=== DATASET ENTRIES ===

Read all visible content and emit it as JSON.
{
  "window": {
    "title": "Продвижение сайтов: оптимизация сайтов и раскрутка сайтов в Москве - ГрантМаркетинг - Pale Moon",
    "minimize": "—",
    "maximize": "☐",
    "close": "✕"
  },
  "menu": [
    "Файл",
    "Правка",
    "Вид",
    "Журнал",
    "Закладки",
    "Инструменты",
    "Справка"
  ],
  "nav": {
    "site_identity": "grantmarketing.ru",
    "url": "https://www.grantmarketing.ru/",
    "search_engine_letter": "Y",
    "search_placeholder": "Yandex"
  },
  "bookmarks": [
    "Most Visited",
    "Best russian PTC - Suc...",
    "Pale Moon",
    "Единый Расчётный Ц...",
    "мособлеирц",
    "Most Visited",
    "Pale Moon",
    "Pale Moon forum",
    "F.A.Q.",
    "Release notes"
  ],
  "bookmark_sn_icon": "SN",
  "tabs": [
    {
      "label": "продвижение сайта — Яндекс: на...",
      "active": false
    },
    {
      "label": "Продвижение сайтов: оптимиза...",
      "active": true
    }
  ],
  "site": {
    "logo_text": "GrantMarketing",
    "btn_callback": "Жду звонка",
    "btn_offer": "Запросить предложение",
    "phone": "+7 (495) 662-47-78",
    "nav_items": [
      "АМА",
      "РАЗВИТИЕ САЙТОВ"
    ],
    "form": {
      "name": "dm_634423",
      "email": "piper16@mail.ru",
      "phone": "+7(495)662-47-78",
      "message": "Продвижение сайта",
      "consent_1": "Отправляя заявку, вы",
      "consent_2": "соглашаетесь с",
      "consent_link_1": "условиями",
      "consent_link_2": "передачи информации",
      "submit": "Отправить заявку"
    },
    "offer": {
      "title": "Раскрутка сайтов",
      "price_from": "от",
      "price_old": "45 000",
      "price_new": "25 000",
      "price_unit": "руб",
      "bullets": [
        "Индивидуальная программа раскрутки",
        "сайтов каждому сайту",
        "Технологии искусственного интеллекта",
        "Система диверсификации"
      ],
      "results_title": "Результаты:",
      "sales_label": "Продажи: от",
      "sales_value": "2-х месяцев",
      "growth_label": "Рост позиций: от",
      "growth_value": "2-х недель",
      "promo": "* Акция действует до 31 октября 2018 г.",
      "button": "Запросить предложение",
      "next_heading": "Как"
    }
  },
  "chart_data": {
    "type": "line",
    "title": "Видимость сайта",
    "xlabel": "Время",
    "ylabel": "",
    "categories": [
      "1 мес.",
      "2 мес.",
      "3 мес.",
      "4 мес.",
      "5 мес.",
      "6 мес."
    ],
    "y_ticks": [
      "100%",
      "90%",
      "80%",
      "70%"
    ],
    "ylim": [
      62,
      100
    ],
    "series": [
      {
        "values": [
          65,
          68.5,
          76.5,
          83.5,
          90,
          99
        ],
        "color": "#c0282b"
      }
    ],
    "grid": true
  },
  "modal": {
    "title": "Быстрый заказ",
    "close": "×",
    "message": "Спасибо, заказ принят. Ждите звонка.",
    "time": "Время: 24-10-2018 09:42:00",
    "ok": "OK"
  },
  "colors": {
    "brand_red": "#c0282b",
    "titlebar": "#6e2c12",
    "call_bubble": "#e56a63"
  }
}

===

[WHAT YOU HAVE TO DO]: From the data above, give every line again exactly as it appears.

[TASK SOLUTION]:
Read all visible content and emit it as JSON.
{
  "window": {
    "title": "Продвижение сайтов: оптимизация сайтов и раскрутка сайтов в Москве - ГрантМаркетинг - Pale Moon",
    "minimize": "—",
    "maximize": "☐",
    "close": "✕"
  },
  "menu": [
    "Файл",
    "Правка",
    "Вид",
    "Журнал",
    "Закладки",
    "Инструменты",
    "Справка"
  ],
  "nav": {
    "site_identity": "grantmarketing.ru",
    "url": "https://www.grantmarketing.ru/",
    "search_engine_letter": "Y",
    "search_placeholder": "Yandex"
  },
  "bookmarks": [
    "Most Visited",
    "Best russian PTC - Suc...",
    "Pale Moon",
    "Единый Расчётный Ц...",
    "мособлеирц",
    "Most Visited",
    "Pale Moon",
    "Pale Moon forum",
    "F.A.Q.",
    "Release notes"
  ],
  "bookmark_sn_icon": "SN",
  "tabs": [
    {
      "label": "продвижение сайта — Яндекс: на...",
      "active": false
    },
    {
      "label": "Продвижение сайтов: оптимиза...",
      "active": true
    }
  ],
  "site": {
    "logo_text": "GrantMarketing",
    "btn_callback": "Жду звонка",
    "btn_offer": "Запросить предложение",
    "phone": "+7 (495) 662-47-78",
    "nav_items": [
      "АМА",
      "РАЗВИТИЕ САЙТОВ"
    ],
    "form": {
      "name": "dm_634423",
      "email": "piper16@mail.ru",
      "phone": "+7(495)662-47-78",
      "message": "Продвижение сайта",
      "consent_1": "Отправляя заявку, вы",
      "consent_2": "соглашаетесь с",
      "consent_link_1": "условиями",
      "consent_link_2": "передачи информации",
      "submit": "Отправить заявку"
    },
    "offer": {
      "title": "Раскрутка сайтов",
      "price_from": "от",
      "price_old": "45 000",
      "price_new": "25 000",
      "price_unit": "руб",
      "bullets": [
        "Индивидуальная программа раскрутки",
        "сайтов каждому сайту",
        "Технологии искусственного интеллекта",
        "Система диверсификации"
      ],
      "results_title": "Результаты:",
      "sales_label": "Продажи: от",
      "sales_value": "2-х месяцев",
      "growth_label": "Рост позиций: от",
      "growth_value": "2-х недель",
      "promo": "* Акция действует до 31 октября 2018 г.",
      "button": "Запросить предложение",
      "next_heading": "Как"
    }
  },
  "chart_data": {
    "type": "line",
    "title": "Видимость сайта",
    "xlabel": "Время",
    "ylabel": "",
    "categories": [
      "1 мес.",
      "2 мес.",
      "3 мес.",
      "4 мес.",
      "5 мес.",
      "6 мес."
    ],
    "y_ticks": [
      "100%",
      "90%",
      "80%",
      "70%"
    ],
    "ylim": [
      62,
      100
    ],
    "series": [
      {
        "values": [
          65,
          68.5,
          76.5,
          83.5,
          90,
          99
        ],
        "color": "#c0282b"
      }
    ],
    "grid": true
  },
  "modal": {
    "title": "Быстрый заказ",
    "close": "×",
    "message": "Спасибо, заказ принят. Ждите звонка.",
    "time": "Время: 24-10-2018 09:42:00",
    "ok": "OK"
  },
  "colors": {
    "brand_red": "#c0282b",
    "titlebar": "#6e2c12",
    "call_bubble": "#e56a63"
  }
}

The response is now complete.